▶ [WHAT YOU SHOULD DO]:
Across the records, how many lines contain "made"? Answer with the number alone.

PROVIDED RECORDS: Begin

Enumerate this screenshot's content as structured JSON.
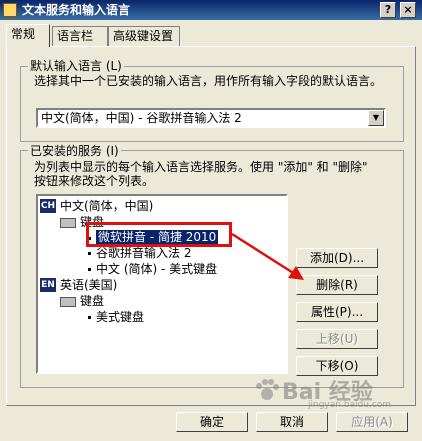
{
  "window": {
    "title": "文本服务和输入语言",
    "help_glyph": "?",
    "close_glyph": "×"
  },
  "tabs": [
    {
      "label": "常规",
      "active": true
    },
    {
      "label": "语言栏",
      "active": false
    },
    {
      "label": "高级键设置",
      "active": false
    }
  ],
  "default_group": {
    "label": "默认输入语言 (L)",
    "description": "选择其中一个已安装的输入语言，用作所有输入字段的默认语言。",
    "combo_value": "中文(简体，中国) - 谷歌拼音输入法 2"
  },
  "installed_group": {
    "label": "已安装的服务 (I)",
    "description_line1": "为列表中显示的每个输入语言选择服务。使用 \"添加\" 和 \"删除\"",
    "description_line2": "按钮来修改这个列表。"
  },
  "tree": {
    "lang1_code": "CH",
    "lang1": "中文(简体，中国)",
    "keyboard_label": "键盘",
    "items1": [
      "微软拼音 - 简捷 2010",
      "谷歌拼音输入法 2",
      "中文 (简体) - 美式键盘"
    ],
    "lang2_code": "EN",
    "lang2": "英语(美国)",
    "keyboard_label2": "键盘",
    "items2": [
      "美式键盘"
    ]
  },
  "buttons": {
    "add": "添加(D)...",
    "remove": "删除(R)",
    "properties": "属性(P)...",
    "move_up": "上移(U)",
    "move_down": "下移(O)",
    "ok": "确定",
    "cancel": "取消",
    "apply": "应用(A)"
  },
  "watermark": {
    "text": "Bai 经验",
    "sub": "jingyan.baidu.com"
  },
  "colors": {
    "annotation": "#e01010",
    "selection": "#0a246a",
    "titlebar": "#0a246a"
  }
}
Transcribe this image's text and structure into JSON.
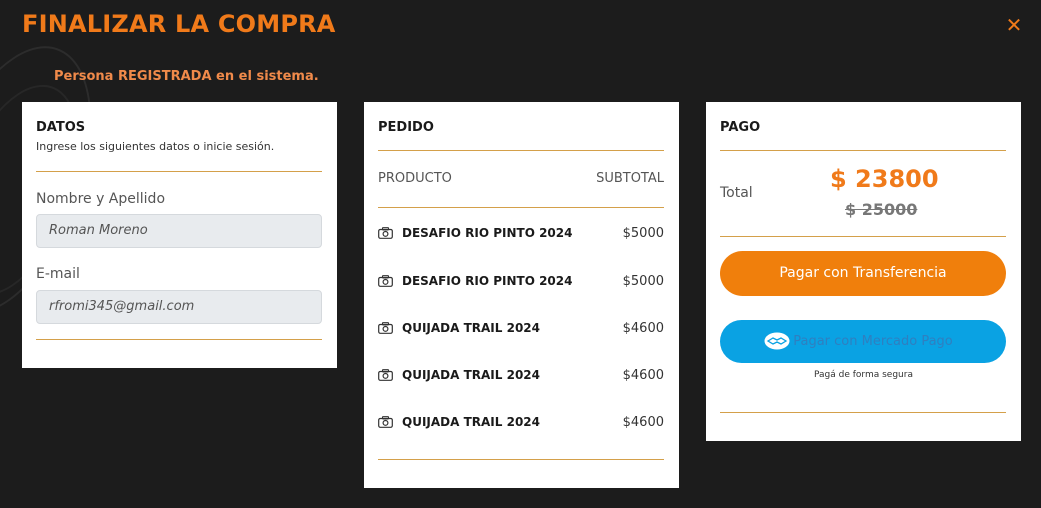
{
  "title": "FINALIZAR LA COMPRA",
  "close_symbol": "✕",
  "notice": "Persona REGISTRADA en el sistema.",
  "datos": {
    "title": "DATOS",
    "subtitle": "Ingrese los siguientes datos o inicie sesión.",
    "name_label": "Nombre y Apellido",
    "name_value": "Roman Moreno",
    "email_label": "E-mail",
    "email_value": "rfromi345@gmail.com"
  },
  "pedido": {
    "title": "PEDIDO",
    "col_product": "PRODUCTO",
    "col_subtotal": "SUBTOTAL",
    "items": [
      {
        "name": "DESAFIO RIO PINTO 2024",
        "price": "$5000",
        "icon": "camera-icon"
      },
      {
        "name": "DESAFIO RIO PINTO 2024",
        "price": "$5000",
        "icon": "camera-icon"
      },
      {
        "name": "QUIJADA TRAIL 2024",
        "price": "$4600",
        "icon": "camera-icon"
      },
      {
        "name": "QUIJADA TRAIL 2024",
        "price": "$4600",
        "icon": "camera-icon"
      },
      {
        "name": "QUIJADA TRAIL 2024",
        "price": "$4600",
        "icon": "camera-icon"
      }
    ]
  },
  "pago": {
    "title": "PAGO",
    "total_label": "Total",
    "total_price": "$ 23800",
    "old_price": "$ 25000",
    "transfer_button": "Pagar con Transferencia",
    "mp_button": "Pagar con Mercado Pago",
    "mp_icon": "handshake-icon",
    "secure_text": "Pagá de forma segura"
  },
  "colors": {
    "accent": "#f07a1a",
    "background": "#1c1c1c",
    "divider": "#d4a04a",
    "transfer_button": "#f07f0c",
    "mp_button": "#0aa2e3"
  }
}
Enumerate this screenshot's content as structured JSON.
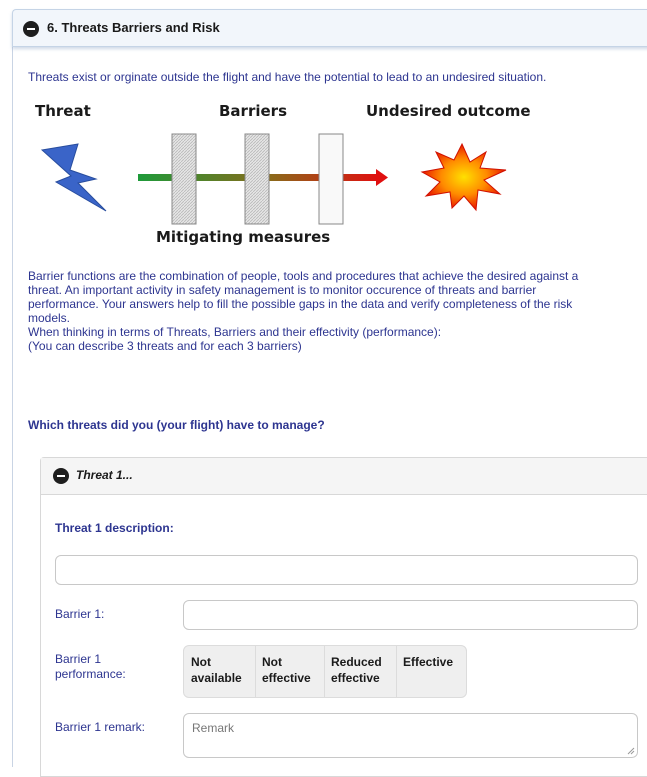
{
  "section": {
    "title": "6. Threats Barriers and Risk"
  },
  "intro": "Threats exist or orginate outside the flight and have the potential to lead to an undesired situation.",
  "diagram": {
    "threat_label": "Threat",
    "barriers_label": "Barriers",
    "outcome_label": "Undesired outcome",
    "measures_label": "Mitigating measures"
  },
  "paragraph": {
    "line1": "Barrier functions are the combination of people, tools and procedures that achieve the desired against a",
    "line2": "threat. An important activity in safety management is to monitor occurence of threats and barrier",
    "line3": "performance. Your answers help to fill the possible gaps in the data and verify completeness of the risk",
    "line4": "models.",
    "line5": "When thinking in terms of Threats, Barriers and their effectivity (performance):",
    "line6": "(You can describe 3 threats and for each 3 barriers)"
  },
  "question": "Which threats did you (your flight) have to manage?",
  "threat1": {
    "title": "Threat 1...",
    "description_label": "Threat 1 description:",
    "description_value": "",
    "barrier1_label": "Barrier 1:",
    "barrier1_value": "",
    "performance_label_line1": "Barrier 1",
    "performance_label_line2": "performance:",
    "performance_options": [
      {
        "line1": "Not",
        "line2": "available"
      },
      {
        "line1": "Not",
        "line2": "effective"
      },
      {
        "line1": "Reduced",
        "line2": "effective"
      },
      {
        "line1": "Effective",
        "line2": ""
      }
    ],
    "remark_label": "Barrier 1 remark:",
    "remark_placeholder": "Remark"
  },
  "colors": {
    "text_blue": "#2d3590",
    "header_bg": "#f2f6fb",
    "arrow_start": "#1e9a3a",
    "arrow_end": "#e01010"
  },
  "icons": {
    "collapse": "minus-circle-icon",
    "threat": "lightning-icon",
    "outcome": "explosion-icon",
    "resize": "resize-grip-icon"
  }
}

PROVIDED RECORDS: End
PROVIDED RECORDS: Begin

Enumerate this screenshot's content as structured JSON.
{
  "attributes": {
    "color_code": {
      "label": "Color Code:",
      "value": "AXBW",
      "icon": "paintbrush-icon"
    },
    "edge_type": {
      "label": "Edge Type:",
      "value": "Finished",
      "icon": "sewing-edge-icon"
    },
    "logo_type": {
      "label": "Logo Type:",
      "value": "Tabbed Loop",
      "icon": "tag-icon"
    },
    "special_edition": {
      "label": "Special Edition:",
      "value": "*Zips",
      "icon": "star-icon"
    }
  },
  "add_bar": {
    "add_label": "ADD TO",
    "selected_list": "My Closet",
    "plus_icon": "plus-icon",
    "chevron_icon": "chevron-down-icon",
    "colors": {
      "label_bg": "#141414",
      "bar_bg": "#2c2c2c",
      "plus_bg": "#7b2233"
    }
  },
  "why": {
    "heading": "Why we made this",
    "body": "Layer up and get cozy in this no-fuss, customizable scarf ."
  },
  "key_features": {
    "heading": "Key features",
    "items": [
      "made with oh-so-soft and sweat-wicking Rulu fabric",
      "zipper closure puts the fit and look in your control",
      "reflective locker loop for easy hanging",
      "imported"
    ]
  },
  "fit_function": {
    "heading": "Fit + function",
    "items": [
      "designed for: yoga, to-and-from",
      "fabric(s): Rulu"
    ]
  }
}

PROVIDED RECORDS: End

▶ [SOLUTION]:
2